§ WHAT YOU SHOULD DO
Could you copy out all of the entries exactly?

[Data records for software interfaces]
========================================================================

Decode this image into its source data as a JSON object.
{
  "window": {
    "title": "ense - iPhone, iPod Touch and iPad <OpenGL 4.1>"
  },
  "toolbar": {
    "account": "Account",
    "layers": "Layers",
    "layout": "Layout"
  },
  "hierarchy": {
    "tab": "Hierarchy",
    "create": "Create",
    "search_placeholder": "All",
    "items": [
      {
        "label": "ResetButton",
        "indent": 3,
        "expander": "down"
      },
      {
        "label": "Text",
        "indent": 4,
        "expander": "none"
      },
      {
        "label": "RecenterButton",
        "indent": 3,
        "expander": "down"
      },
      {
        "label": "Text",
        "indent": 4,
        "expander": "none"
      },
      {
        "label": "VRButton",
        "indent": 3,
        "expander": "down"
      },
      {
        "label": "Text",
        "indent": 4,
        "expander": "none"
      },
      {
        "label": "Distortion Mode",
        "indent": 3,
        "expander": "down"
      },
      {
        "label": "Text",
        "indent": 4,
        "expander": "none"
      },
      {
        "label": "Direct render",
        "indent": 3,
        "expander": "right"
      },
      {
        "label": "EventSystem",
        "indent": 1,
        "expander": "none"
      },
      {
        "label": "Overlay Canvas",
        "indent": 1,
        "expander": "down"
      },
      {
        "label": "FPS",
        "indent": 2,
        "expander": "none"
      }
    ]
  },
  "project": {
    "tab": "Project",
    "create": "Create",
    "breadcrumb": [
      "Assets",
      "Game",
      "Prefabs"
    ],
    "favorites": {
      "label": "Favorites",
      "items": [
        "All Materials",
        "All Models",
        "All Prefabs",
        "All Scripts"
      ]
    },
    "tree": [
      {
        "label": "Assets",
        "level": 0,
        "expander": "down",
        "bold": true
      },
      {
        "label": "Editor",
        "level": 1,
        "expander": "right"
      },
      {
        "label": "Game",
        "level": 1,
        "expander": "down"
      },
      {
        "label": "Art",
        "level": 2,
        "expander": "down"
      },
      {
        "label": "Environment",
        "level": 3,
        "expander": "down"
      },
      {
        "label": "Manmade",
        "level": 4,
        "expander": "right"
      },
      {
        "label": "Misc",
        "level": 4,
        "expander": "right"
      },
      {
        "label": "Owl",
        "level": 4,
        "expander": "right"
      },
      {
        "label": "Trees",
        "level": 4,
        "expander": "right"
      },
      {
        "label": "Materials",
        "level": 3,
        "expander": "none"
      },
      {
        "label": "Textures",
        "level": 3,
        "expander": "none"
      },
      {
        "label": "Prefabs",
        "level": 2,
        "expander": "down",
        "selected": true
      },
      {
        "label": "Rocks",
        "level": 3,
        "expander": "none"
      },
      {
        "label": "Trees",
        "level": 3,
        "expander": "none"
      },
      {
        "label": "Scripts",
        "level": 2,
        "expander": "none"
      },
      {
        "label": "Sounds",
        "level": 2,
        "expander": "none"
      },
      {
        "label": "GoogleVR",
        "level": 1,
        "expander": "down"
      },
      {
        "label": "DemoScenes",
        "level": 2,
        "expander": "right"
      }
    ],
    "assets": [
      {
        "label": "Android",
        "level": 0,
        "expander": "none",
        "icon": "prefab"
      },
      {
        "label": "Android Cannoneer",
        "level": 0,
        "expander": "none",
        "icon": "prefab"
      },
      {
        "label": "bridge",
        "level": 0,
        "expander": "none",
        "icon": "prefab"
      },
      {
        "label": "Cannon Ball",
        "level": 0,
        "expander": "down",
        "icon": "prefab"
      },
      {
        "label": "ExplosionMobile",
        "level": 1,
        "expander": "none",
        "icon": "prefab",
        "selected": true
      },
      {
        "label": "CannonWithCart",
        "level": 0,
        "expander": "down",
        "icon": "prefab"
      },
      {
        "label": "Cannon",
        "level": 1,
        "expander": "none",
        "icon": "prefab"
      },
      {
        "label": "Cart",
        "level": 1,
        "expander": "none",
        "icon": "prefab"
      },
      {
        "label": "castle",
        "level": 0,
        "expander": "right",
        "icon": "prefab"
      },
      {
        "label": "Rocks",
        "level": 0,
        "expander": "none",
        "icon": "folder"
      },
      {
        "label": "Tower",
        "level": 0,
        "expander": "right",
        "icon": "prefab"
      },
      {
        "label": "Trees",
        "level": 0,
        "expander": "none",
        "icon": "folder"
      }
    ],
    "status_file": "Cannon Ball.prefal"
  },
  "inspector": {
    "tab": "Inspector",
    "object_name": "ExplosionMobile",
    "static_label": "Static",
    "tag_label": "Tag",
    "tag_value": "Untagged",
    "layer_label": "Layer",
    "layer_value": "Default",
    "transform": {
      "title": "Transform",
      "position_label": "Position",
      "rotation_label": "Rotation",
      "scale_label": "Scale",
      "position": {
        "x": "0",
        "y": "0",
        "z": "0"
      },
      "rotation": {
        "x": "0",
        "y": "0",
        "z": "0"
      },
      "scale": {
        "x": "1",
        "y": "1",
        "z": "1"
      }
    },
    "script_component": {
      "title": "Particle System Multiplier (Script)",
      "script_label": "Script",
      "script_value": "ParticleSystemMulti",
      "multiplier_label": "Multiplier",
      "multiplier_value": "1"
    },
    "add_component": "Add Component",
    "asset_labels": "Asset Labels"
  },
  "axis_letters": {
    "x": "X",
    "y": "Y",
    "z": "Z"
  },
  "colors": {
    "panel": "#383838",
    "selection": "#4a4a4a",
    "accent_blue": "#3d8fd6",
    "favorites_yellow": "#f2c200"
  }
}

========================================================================

§ TASK OUTPUT
Decode this image into its source data as a JSON object.
{
  "window": {
    "title": "ense - iPhone, iPod Touch and iPad <OpenGL 4.1>"
  },
  "toolbar": {
    "account": "Account",
    "layers": "Layers",
    "layout": "Layout"
  },
  "hierarchy": {
    "tab": "Hierarchy",
    "create": "Create",
    "search_placeholder": "All",
    "items": [
      {
        "label": "ResetButton",
        "indent": 3,
        "expander": "down"
      },
      {
        "label": "Text",
        "indent": 4,
        "expander": "none"
      },
      {
        "label": "RecenterButton",
        "indent": 3,
        "expander": "down"
      },
      {
        "label": "Text",
        "indent": 4,
        "expander": "none"
      },
      {
        "label": "VRButton",
        "indent": 3,
        "expander": "down"
      },
      {
        "label": "Text",
        "indent": 4,
        "expander": "none"
      },
      {
        "label": "Distortion Mode",
        "indent": 3,
        "expander": "down"
      },
      {
        "label": "Text",
        "indent": 4,
        "expander": "none"
      },
      {
        "label": "Direct render",
        "indent": 3,
        "expander": "right"
      },
      {
        "label": "EventSystem",
        "indent": 1,
        "expander": "none"
      },
      {
        "label": "Overlay Canvas",
        "indent": 1,
        "expander": "down"
      },
      {
        "label": "FPS",
        "indent": 2,
        "expander": "none"
      }
    ]
  },
  "project": {
    "tab": "Project",
    "create": "Create",
    "breadcrumb": [
      "Assets",
      "Game",
      "Prefabs"
    ],
    "favorites": {
      "label": "Favorites",
      "items": [
        "All Materials",
        "All Models",
        "All Prefabs",
        "All Scripts"
      ]
    },
    "tree": [
      {
        "label": "Assets",
        "level": 0,
        "expander": "down",
        "bold": true
      },
      {
        "label": "Editor",
        "level": 1,
        "expander": "right"
      },
      {
        "label": "Game",
        "level": 1,
        "expander": "down"
      },
      {
        "label": "Art",
        "level": 2,
        "expander": "down"
      },
      {
        "label": "Environment",
        "level": 3,
        "expander": "down"
      },
      {
        "label": "Manmade",
        "level": 4,
        "expander": "right"
      },
      {
        "label": "Misc",
        "level": 4,
        "expander": "right"
      },
      {
        "label": "Owl",
        "level": 4,
        "expander": "right"
      },
      {
        "label": "Trees",
        "level": 4,
        "expander": "right"
      },
      {
        "label": "Materials",
        "level": 3,
        "expander": "none"
      },
      {
        "label": "Textures",
        "level": 3,
        "expander": "none"
      },
      {
        "label": "Prefabs",
        "level": 2,
        "expander": "down",
        "selected": true
      },
      {
        "label": "Rocks",
        "level": 3,
        "expander": "none"
      },
      {
        "label": "Trees",
        "level": 3,
        "expander": "none"
      },
      {
        "label": "Scripts",
        "level": 2,
        "expander": "none"
      },
      {
        "label": "Sounds",
        "level": 2,
        "expander": "none"
      },
      {
        "label": "GoogleVR",
        "level": 1,
        "expander": "down"
      },
      {
        "label": "DemoScenes",
        "level": 2,
        "expander": "right"
      }
    ],
    "assets": [
      {
        "label": "Android",
        "level": 0,
        "expander": "none",
        "icon": "prefab"
      },
      {
        "label": "Android Cannoneer",
        "level": 0,
        "expander": "none",
        "icon": "prefab"
      },
      {
        "label": "bridge",
        "level": 0,
        "expander": "none",
        "icon": "prefab"
      },
      {
        "label": "Cannon Ball",
        "level": 0,
        "expander": "down",
        "icon": "prefab"
      },
      {
        "label": "ExplosionMobile",
        "level": 1,
        "expander": "none",
        "icon": "prefab",
        "selected": true
      },
      {
        "label": "CannonWithCart",
        "level": 0,
        "expander": "down",
        "icon": "prefab"
      },
      {
        "label": "Cannon",
        "level": 1,
        "expander": "none",
        "icon": "prefab"
      },
      {
        "label": "Cart",
        "level": 1,
        "expander": "none",
        "icon": "prefab"
      },
      {
        "label": "castle",
        "level": 0,
        "expander": "right",
        "icon": "prefab"
      },
      {
        "label": "Rocks",
        "level": 0,
        "expander": "none",
        "icon": "folder"
      },
      {
        "label": "Tower",
        "level": 0,
        "expander": "right",
        "icon": "prefab"
      },
      {
        "label": "Trees",
        "level": 0,
        "expander": "none",
        "icon": "folder"
      }
    ],
    "status_file": "Cannon Ball.prefal"
  },
  "inspector": {
    "tab": "Inspector",
    "object_name": "ExplosionMobile",
    "static_label": "Static",
    "tag_label": "Tag",
    "tag_value": "Untagged",
    "layer_label": "Layer",
    "layer_value": "Default",
    "transform": {
      "title": "Transform",
      "position_label": "Position",
      "rotation_label": "Rotation",
      "scale_label": "Scale",
      "position": {
        "x": "0",
        "y": "0",
        "z": "0"
      },
      "rotation": {
        "x": "0",
        "y": "0",
        "z": "0"
      },
      "scale": {
        "x": "1",
        "y": "1",
        "z": "1"
      }
    },
    "script_component": {
      "title": "Particle System Multiplier (Script)",
      "script_label": "Script",
      "script_value": "ParticleSystemMulti",
      "multiplier_label": "Multiplier",
      "multiplier_value": "1"
    },
    "add_component": "Add Component",
    "asset_labels": "Asset Labels"
  },
  "axis_letters": {
    "x": "X",
    "y": "Y",
    "z": "Z"
  },
  "colors": {
    "panel": "#383838",
    "selection": "#4a4a4a",
    "accent_blue": "#3d8fd6",
    "favorites_yellow": "#f2c200"
  }
}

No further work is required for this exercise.